“One peculiar thing about our market is it just keeps on snowing, and we just have to keep on pushing. If you let the snow build up and get hard packed, that’s very detrimental and leads to slips and falls,” Lemcke says. “Using the sectional snow pushers, we can go out during the storm and scrape the surface clean, even after cars drive over it.”

The equipment advantage

Rick Lemcke Snow Removal Quote

Sectional snow pushers can handle hard packed snow differently than conventional pushers, which go right over the hard pack and don’t scrape to the surface. They cut down through the hard pack in one pass, instead of requiring three or four passes, Lemcke says.

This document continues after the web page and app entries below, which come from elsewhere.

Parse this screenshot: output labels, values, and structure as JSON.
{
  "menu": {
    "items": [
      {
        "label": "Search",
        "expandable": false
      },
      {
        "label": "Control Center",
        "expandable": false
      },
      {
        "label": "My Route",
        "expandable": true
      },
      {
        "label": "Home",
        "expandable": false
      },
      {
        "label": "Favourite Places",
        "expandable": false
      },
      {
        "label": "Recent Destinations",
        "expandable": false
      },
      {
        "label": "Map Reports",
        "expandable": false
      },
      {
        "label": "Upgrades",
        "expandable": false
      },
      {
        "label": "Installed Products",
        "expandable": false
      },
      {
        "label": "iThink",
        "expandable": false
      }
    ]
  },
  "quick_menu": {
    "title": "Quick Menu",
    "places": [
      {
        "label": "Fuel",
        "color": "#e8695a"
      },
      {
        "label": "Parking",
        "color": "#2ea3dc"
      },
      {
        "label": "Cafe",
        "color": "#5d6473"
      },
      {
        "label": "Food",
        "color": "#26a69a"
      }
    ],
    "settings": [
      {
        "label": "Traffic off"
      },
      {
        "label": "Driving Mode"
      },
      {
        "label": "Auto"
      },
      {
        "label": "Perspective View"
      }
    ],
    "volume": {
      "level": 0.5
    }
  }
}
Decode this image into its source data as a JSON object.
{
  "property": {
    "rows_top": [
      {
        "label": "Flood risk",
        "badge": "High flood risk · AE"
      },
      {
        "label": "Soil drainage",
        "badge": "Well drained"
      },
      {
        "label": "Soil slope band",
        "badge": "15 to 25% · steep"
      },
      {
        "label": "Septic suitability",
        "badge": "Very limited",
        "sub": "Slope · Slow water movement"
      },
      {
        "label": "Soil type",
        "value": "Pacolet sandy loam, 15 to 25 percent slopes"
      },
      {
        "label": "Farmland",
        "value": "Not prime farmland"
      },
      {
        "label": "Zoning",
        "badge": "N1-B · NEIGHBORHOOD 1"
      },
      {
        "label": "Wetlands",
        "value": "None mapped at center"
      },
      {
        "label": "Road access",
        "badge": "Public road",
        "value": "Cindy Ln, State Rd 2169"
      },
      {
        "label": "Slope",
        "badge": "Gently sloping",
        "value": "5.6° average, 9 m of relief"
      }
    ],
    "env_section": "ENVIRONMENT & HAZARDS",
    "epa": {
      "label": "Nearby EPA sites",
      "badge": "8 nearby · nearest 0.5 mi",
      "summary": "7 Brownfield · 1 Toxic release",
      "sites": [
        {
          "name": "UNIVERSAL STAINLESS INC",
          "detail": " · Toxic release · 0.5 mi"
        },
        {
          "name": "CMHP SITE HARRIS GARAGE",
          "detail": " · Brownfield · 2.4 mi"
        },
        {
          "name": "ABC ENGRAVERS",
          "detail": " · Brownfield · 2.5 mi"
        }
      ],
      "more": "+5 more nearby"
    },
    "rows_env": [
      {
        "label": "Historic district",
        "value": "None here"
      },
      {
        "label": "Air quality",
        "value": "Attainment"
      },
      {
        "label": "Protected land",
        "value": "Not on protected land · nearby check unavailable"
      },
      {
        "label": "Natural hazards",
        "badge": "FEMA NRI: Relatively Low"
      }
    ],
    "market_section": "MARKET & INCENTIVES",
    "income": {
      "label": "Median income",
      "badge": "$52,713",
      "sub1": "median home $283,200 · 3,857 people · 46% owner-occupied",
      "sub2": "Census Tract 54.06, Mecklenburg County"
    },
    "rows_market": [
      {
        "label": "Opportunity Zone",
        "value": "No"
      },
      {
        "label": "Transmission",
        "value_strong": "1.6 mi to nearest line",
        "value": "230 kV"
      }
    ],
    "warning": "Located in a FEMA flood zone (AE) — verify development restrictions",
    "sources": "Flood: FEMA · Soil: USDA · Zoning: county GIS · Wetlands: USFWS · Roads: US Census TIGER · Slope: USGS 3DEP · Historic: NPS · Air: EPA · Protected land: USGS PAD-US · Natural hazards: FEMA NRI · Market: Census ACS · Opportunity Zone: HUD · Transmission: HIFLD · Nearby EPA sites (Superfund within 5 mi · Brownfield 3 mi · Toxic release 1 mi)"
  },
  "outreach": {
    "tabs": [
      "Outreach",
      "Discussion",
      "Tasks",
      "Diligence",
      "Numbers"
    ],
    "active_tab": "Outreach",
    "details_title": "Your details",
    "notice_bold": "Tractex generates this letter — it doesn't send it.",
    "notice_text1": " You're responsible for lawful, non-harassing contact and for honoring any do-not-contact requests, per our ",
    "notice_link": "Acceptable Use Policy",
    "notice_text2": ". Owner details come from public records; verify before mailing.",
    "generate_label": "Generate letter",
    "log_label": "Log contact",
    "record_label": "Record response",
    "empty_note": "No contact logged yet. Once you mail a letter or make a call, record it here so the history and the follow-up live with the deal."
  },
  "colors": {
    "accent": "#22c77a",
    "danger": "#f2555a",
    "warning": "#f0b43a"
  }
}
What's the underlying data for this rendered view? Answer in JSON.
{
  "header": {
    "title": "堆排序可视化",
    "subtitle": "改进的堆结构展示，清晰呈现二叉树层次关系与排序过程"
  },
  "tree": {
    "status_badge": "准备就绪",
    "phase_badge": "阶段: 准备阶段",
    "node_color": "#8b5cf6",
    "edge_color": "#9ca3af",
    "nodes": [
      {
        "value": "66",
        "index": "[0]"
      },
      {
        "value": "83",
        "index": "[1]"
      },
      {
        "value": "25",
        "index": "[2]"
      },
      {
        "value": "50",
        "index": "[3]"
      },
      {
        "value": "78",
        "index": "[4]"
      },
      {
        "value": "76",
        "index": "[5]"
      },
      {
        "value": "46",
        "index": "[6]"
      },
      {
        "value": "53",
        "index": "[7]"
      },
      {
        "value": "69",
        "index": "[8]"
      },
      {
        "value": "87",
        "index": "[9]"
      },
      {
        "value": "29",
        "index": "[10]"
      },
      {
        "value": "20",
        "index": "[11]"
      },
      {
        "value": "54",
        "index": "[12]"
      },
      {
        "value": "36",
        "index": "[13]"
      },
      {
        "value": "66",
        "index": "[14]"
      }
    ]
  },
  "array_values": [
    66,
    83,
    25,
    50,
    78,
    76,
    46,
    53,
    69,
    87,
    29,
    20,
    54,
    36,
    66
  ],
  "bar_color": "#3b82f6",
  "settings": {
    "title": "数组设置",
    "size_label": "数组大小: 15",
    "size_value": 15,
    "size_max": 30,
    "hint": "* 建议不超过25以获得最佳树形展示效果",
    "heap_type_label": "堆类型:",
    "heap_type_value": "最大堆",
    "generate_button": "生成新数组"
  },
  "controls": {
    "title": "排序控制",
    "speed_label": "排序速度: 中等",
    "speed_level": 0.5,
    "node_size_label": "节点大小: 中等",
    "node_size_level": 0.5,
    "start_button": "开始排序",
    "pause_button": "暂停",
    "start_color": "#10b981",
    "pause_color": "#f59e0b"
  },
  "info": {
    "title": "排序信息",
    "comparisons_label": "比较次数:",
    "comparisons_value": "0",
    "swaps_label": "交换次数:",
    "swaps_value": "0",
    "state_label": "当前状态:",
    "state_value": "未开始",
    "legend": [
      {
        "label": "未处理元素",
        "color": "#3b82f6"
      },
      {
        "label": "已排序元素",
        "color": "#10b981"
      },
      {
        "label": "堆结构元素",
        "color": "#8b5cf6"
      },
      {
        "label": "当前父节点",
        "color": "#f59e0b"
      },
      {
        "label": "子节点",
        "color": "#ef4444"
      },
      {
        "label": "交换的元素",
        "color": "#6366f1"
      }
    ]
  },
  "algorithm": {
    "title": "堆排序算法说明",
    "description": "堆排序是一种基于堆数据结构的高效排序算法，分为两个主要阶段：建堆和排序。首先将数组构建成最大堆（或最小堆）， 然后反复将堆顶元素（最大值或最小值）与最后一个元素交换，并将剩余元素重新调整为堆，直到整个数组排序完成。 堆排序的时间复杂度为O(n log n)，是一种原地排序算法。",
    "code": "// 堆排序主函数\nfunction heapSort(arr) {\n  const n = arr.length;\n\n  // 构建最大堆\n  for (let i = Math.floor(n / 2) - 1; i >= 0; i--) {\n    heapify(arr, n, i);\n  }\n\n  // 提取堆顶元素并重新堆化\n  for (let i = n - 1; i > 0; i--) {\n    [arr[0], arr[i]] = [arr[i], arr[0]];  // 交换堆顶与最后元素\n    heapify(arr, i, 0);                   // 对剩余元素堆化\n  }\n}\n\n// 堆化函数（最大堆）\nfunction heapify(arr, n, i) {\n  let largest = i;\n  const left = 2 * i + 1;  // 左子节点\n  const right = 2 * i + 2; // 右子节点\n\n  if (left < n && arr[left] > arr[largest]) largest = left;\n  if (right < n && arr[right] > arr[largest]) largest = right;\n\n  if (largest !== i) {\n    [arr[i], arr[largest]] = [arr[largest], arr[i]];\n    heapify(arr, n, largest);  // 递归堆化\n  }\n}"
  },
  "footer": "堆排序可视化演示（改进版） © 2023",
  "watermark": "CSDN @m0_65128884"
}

“When we know it’s going to get cold, we usually melt the ice using salt and don’t normally push snow. But a majority of our snowfalls are 4 to 12 inches in accumulation, so we have to continually keep at it or let it build up,” he explains. “By having pushers that scrape well, we can go through once and then we’re done. We salt right away after scraping, which helps prevent snow from accumulating after we leave because there’s no remaining snow for it to cling to. With a conventional rubber-edged pusher, it leaves a little film behind that halts how the salt works because the salt cannot pull heat from the ground efficiently.”

Lemcke finds sectional snow pushers’ trip blades to be an advantage when removing snow. The blades run across the pavement and if a section of the pusher hits an obstacle in the road, such as a curb or pothole, it will lift up and out of the way to avoid damaging the blade or the obstacle itself.

He says the snow rolls over itself while the blade pushes it forward. “When you gather snow with a conventional pusher, it will just keep boxing up in the pusher until you get too much and can’t push it any farther,” Lemcke says. “With sectionals, because of the angle, the snow rolls in front of you and it keeps rolling over and over and allows more capacity to push piles farther, which means even fewer passes are needed to complete the lot.”

A new market means new opportunities

R.M. Landscape does a majority of its snow removal services for supermarkets, banks and large plazas. But R.M. Landscape recently added urban areas to the mix. This new market has added $150,000 to $200,000 to R.M. Landscape’s revenue stream.

“We mount 8-foot pushers onto skid-steer loaders to clear small parking areas very quickly and efficiently and we don’t have to follow it with a lot of salt,” he says. “Using a smaller pusher in really tight urban areas works great for navigating smaller spaces and plazas. And they work better than using a hydro-turn plow or straight pusher for removal.”

With smaller lots, sectionals offer a big advantage. “We go from a couple of churches in the city, where we do maybe 50- to 80-car parking lots, and then we go to a parking lot that holds 15 cars, and we’re able to use the same equipment. That’s a strategic advantage for us,” Lemcke says.

R.M. Landscape Staff, New York

R.M. Landscape, which now has 90 employees, started offering snow and ice removal services in 1980. PHOTO: R.M. LANDSCAPE, INC.

Strategic service

Although snow markets are diverse, Lemcke thinks snow industry professionals need to work together to provide the best possible service to customers, and one way is to share experiences with new technology. He believes the better snow removal service providers do as an industry, the more the profession will be respected.

“Anything we can do to raise our profession to the next level benefits us all. And that comes from everyone in the snow business doing the highest quality of work they can,” Lemcke says.

R.M. Landscape serves western New York with that attitude in mind. The company takes pride in evolving with technology and investing in the important things, such as their employees and the customers they serve. According to Lemcke, the right attitude and the right equipment will equal successful snow and ice removal services — no matter what type of winter weather blows in.